Supplied records ->
----
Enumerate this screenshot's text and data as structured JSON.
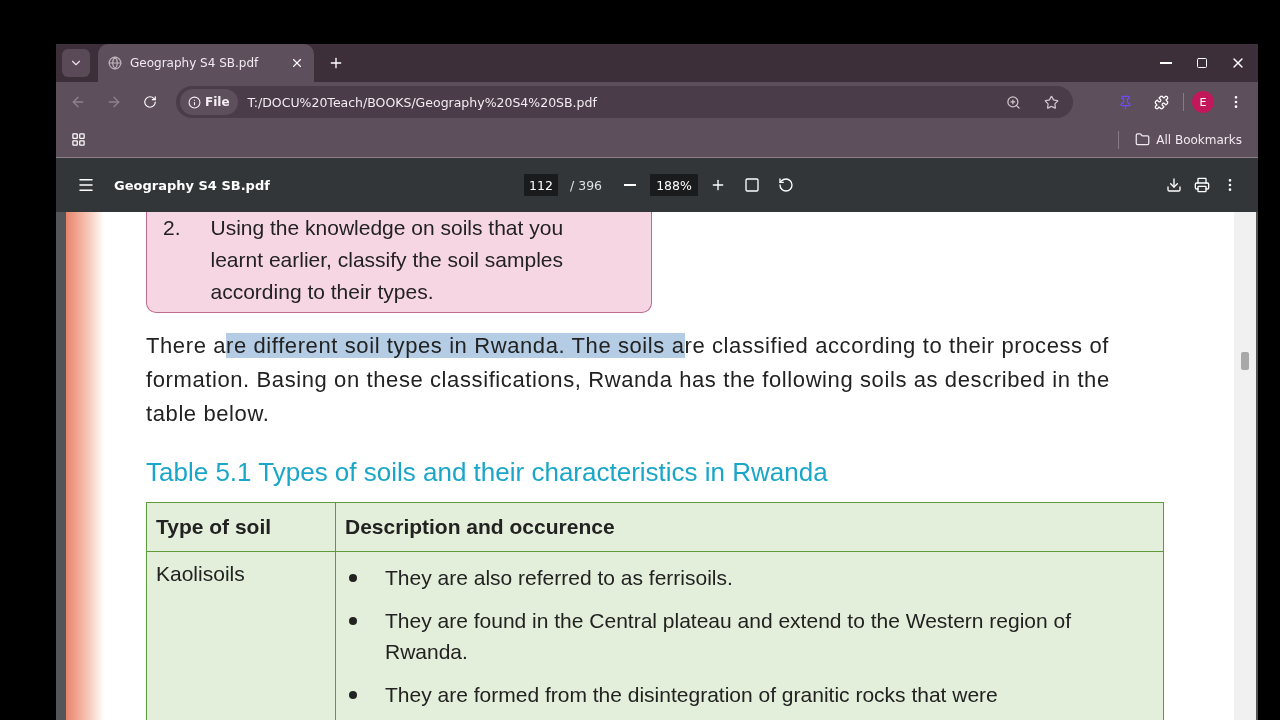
{
  "tab": {
    "title": "Geography S4 SB.pdf",
    "selected": true
  },
  "address_bar": {
    "scheme_chip": "File",
    "url": "T:/DOCU%20Teach/BOOKS/Geography%20S4%20SB.pdf"
  },
  "profile": {
    "initial": "E"
  },
  "bookmarks_bar": {
    "folder": "All Bookmarks"
  },
  "pdf_toolbar": {
    "title": "Geography S4 SB.pdf",
    "page": "112",
    "page_total": "/ 396",
    "zoom": "188%"
  },
  "activity_box": {
    "number": "2.",
    "lines": [
      "Using the knowledge on soils that you",
      "learnt earlier, classify the soil samples",
      "according to their types."
    ]
  },
  "paragraph": {
    "before": "There a",
    "selected_text": "re different soil types in Rwanda. The soils a",
    "after": "re classified according to their process of formation. Basing on these classifications, Rwanda has the following soils as described in the table below."
  },
  "table_title": "Table 5.1 Types of soils and their characteristics in Rwanda",
  "table": {
    "columns": [
      "Type of soil",
      "Description and occurence"
    ],
    "rows": [
      {
        "type": "Kaolisoils",
        "bullets": [
          "They are also referred to as ferrisoils.",
          "They are found in the Central plateau and extend to the Western region of Rwanda.",
          "They are formed from the disintegration of granitic rocks that were"
        ]
      }
    ]
  }
}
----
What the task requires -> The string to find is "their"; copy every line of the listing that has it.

Exercise output ->
      "according to their types."
    "after": "re classified according to their process of formation. Basing on these classifications, Rwanda has the following soils as described in the table below."
  "table_title": "Table 5.1 Types of soils and their characteristics in Rwanda",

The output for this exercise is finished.